By Jaime Thomas
Firefighters, rescue personnel and police officers descended upon the scene of a mock fatal accident behind Granville High School as students stood by and watched. One of their classmates was taken away in an ambulance, another in a hearse.
It was part of a simulation accident the district holds on a yearly basis just before prom, in order to drive it home to the students to think before they drink and drive.
After firefighters used the Jaws of Life to remove the students from the cars, and police officer Paul Zinn gave field sobriety tests to the ‘driver,’ Granville Fire Chief Ryan Pedone and Ed Parsons, Washington county coroner talked about the scenario to the group.

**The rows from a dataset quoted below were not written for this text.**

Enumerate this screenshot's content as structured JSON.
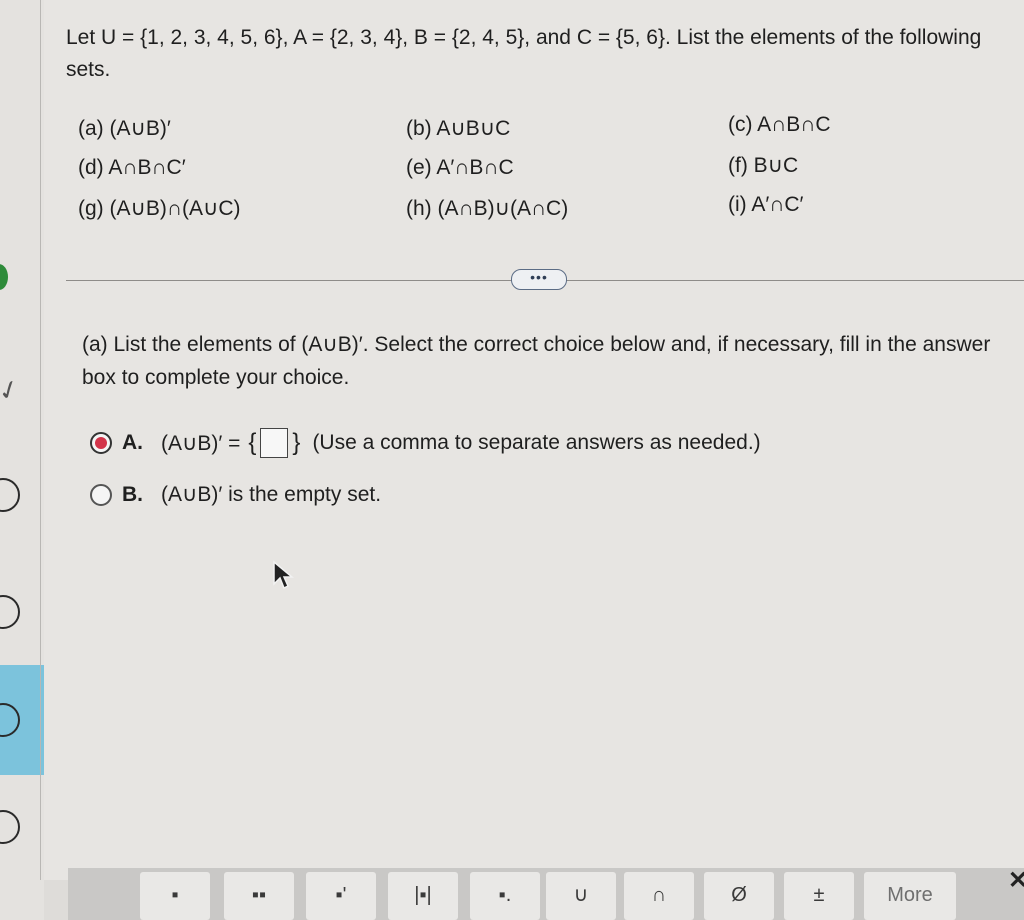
{
  "question": {
    "prompt": "Let U = {1, 2, 3, 4, 5, 6}, A = {2, 3, 4}, B = {2, 4, 5}, and C = {5, 6}. List the elements of the following sets.",
    "parts": [
      {
        "label": "(a) (A∪B)′"
      },
      {
        "label": "(b) A∪B∪C"
      },
      {
        "label": "(c) A∩B∩C"
      },
      {
        "label": "(d) A∩B∩C′"
      },
      {
        "label": "(e) A′∩B∩C"
      },
      {
        "label": "(f) B∪C"
      },
      {
        "label": "(g) (A∪B)∩(A∪C)"
      },
      {
        "label": "(h) (A∩B)∪(A∩C)"
      },
      {
        "label": "(i) A′∩C′"
      }
    ]
  },
  "expand_button": "•••",
  "subquestion": "(a) List the elements of (A∪B)′. Select the correct choice below and, if necessary, fill in the answer box to complete your choice.",
  "choices": {
    "a": {
      "letter": "A.",
      "text_before": "(A∪B)′ =",
      "brace_open": "{",
      "brace_close": "}",
      "hint": "(Use a comma to separate answers as needed.)",
      "selected": true
    },
    "b": {
      "letter": "B.",
      "text": "(A∪B)′ is the empty set.",
      "selected": false
    }
  },
  "toolbar": {
    "buttons": [
      "▪",
      "▪▪",
      "▪'",
      "|▪|",
      "▪.",
      "∪",
      "∩",
      "Ø",
      "±"
    ],
    "more_label": "More"
  },
  "colors": {
    "accent_radio": "#d3344a",
    "rail_selected": "#7cc3dc",
    "rail_complete": "#2e8b3a"
  }
}
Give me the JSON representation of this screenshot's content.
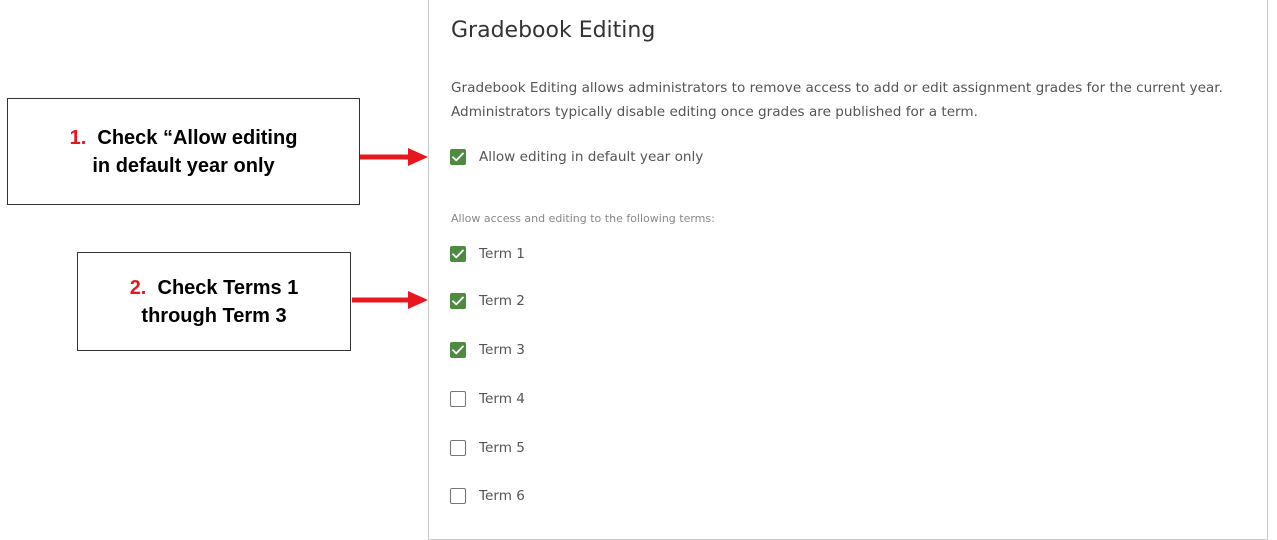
{
  "panel": {
    "title": "Gradebook Editing",
    "description": "Gradebook Editing allows administrators to remove access to add or edit assignment grades for the current year. Administrators typically disable editing once grades are published for a term.",
    "default_year_option": {
      "label": "Allow editing in default year only",
      "checked": true
    },
    "terms_section_label": "Allow access and editing to the following terms:",
    "terms": [
      {
        "label": "Term 1",
        "checked": true
      },
      {
        "label": "Term 2",
        "checked": true
      },
      {
        "label": "Term 3",
        "checked": true
      },
      {
        "label": "Term 4",
        "checked": false
      },
      {
        "label": "Term 5",
        "checked": false
      },
      {
        "label": "Term 6",
        "checked": false
      }
    ],
    "checkbox_checked_color": "#4f8a43"
  },
  "callouts": [
    {
      "number": "1.",
      "line1": "Check “Allow editing",
      "line2": "in default year only"
    },
    {
      "number": "2.",
      "line1": "Check Terms 1",
      "line2": "through Term 3"
    }
  ],
  "annotation_colors": {
    "arrow": "#e8171d",
    "number": "#e8171d"
  }
}
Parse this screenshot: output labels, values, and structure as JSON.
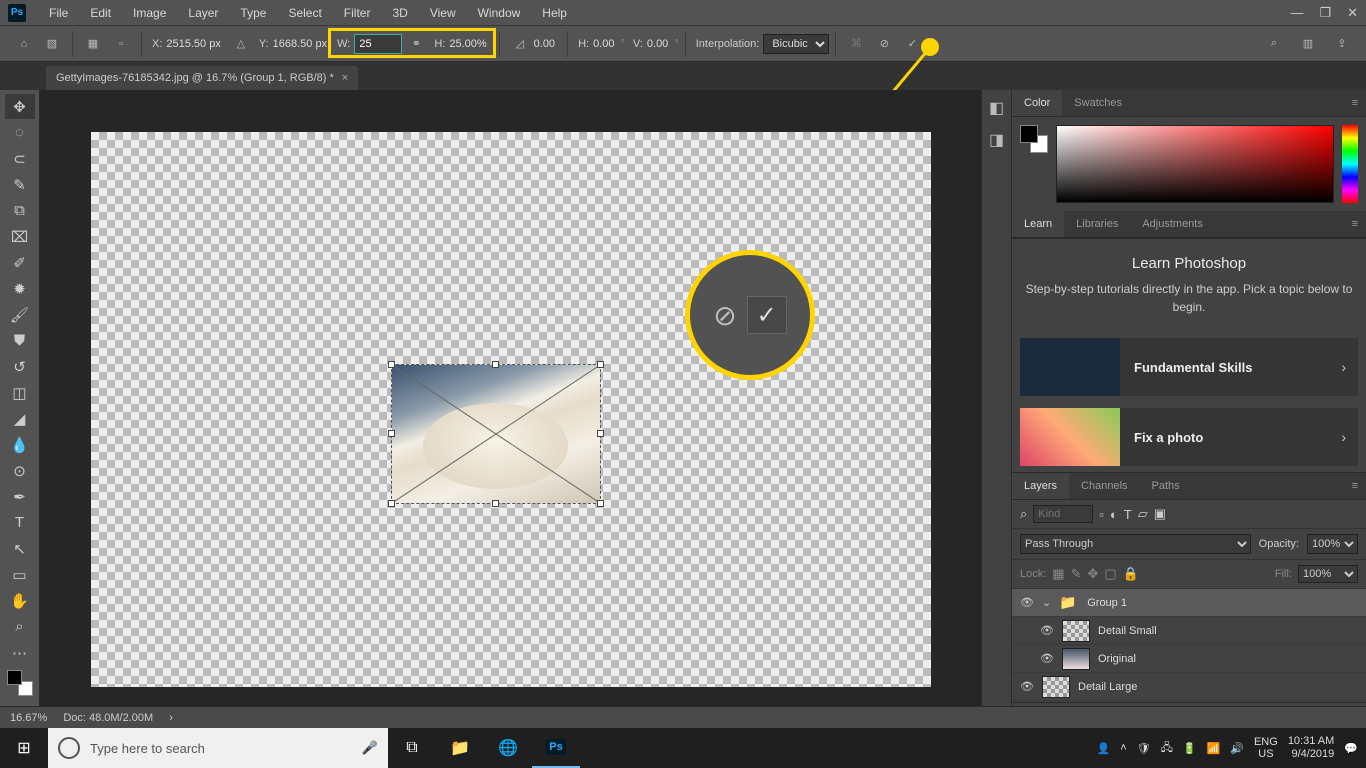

“See that? That’s a foot tag so we can identify the body,” Parsons said, pointing at the victim. He then went on to describe in detail what an autopsy consists of, and reminded the students that blood tests would reveal to their parents and the public what they had been drinking or smoking if they were in an accident.
“Would you want to be the one to go tell this girl’s parent’s what happened?” After he was done speaking, employees from King’s Funeral Home zipped the body in a bag and drove it away in a hearse.
Pedone asked the students if the split-second decision to get behind the wheel after drinking would be worth it. He also pointed out that the driver’s life would forever be impacted as well.
“It’s a good learning experience for the kids to see what does happen,” Pedone said after the exercise. “Hopefully it’ll help them in making decisions, especially this weekend.” Additionally, he said the simulation is a win-win situation for rescue personnel, because they use it as a training drill in a controlled environment.
Pedone said Tyler Williams, a high school senior who is a firefighter and rescue squad member, put a lot of time into setting up this year’s event.
Granville Engine and Hose, Granville Hook and Ladder, the Granville Rescue Squad, the Granville police department, Kings Funeral Home and the county coroner all participated in the drill, and Monroe’s Auto Salvage donated the two cars that were used.